Dataset rows for apps and sites:
::::::::
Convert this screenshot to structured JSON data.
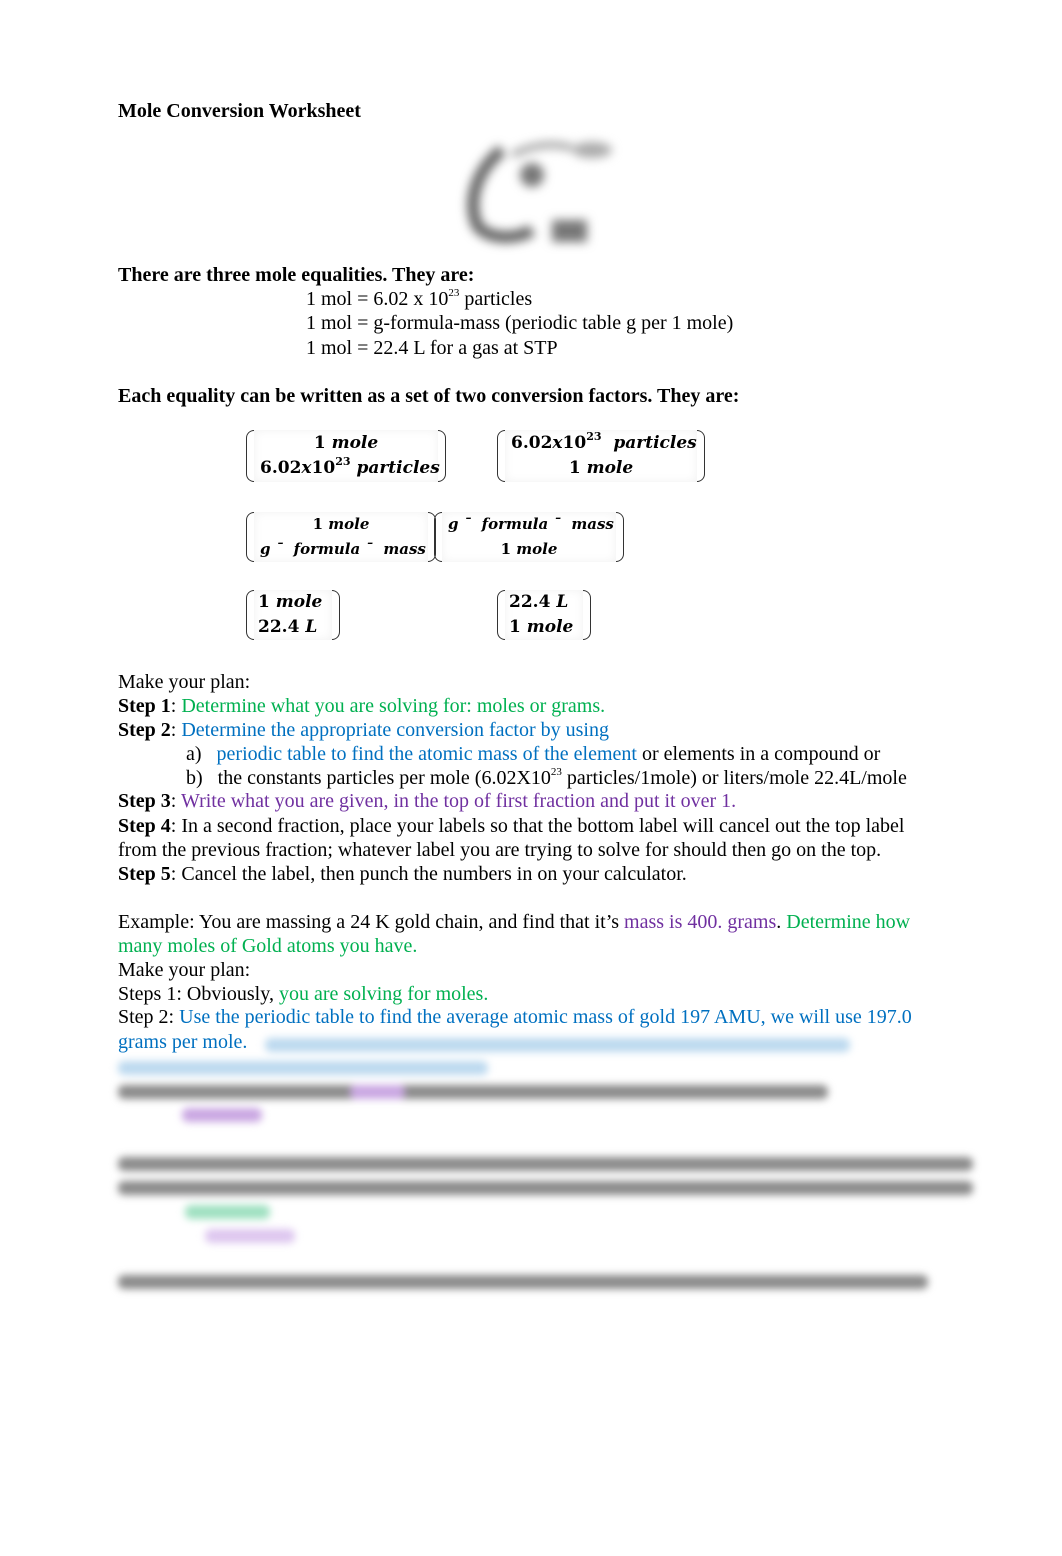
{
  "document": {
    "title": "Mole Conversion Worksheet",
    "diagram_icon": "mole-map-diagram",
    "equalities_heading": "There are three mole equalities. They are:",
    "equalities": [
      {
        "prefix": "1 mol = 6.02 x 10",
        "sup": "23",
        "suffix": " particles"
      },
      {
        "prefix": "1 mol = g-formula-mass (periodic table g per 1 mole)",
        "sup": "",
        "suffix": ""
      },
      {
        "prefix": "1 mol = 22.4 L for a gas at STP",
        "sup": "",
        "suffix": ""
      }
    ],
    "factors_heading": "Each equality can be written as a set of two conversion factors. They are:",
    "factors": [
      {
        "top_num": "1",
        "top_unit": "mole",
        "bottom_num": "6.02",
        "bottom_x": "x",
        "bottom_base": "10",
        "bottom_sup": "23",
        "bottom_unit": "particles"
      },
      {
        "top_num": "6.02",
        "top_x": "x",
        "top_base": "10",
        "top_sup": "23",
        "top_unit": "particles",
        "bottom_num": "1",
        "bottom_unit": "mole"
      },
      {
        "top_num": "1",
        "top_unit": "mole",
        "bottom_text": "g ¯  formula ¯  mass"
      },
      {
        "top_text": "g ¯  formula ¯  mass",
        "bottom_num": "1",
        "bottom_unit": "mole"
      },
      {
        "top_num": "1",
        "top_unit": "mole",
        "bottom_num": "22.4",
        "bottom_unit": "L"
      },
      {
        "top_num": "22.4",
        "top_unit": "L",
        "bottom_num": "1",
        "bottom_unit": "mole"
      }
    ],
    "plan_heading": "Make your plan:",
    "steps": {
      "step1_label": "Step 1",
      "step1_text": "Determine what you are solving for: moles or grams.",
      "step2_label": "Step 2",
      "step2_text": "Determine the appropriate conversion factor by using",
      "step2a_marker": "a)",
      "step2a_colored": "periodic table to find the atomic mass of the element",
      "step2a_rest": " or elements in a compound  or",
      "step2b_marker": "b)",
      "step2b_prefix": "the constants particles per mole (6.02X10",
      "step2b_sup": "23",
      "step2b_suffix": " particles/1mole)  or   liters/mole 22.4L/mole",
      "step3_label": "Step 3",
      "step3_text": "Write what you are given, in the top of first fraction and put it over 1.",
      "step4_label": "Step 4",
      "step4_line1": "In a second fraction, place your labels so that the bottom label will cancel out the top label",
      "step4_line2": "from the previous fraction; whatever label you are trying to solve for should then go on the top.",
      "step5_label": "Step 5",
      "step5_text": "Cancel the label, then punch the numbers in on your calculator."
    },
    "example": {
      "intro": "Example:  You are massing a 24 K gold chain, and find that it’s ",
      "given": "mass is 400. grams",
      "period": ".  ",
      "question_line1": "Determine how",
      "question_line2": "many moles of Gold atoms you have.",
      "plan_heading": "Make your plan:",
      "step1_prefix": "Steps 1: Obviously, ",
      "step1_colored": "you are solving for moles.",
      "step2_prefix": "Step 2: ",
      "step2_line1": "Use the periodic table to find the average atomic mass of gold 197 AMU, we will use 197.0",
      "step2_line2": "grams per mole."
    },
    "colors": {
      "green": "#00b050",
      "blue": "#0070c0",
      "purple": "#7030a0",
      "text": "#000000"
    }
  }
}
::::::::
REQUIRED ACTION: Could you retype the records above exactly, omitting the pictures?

REPLY TO THE TASK:
Convert this screenshot to structured JSON data.
{
  "document": {
    "title": "Mole Conversion Worksheet",
    "diagram_icon": "mole-map-diagram",
    "equalities_heading": "There are three mole equalities. They are:",
    "equalities": [
      {
        "prefix": "1 mol = 6.02 x 10",
        "sup": "23",
        "suffix": " particles"
      },
      {
        "prefix": "1 mol = g-formula-mass (periodic table g per 1 mole)",
        "sup": "",
        "suffix": ""
      },
      {
        "prefix": "1 mol = 22.4 L for a gas at STP",
        "sup": "",
        "suffix": ""
      }
    ],
    "factors_heading": "Each equality can be written as a set of two conversion factors. They are:",
    "factors": [
      {
        "top_num": "1",
        "top_unit": "mole",
        "bottom_num": "6.02",
        "bottom_x": "x",
        "bottom_base": "10",
        "bottom_sup": "23",
        "bottom_unit": "particles"
      },
      {
        "top_num": "6.02",
        "top_x": "x",
        "top_base": "10",
        "top_sup": "23",
        "top_unit": "particles",
        "bottom_num": "1",
        "bottom_unit": "mole"
      },
      {
        "top_num": "1",
        "top_unit": "mole",
        "bottom_text": "g ¯  formula ¯  mass"
      },
      {
        "top_text": "g ¯  formula ¯  mass",
        "bottom_num": "1",
        "bottom_unit": "mole"
      },
      {
        "top_num": "1",
        "top_unit": "mole",
        "bottom_num": "22.4",
        "bottom_unit": "L"
      },
      {
        "top_num": "22.4",
        "top_unit": "L",
        "bottom_num": "1",
        "bottom_unit": "mole"
      }
    ],
    "plan_heading": "Make your plan:",
    "steps": {
      "step1_label": "Step 1",
      "step1_text": "Determine what you are solving for: moles or grams.",
      "step2_label": "Step 2",
      "step2_text": "Determine the appropriate conversion factor by using",
      "step2a_marker": "a)",
      "step2a_colored": "periodic table to find the atomic mass of the element",
      "step2a_rest": " or elements in a compound  or",
      "step2b_marker": "b)",
      "step2b_prefix": "the constants particles per mole (6.02X10",
      "step2b_sup": "23",
      "step2b_suffix": " particles/1mole)  or   liters/mole 22.4L/mole",
      "step3_label": "Step 3",
      "step3_text": "Write what you are given, in the top of first fraction and put it over 1.",
      "step4_label": "Step 4",
      "step4_line1": "In a second fraction, place your labels so that the bottom label will cancel out the top label",
      "step4_line2": "from the previous fraction; whatever label you are trying to solve for should then go on the top.",
      "step5_label": "Step 5",
      "step5_text": "Cancel the label, then punch the numbers in on your calculator."
    },
    "example": {
      "intro": "Example:  You are massing a 24 K gold chain, and find that it’s ",
      "given": "mass is 400. grams",
      "period": ".  ",
      "question_line1": "Determine how",
      "question_line2": "many moles of Gold atoms you have.",
      "plan_heading": "Make your plan:",
      "step1_prefix": "Steps 1: Obviously, ",
      "step1_colored": "you are solving for moles.",
      "step2_prefix": "Step 2: ",
      "step2_line1": "Use the periodic table to find the average atomic mass of gold 197 AMU, we will use 197.0",
      "step2_line2": "grams per mole."
    },
    "colors": {
      "green": "#00b050",
      "blue": "#0070c0",
      "purple": "#7030a0",
      "text": "#000000"
    }
  }
}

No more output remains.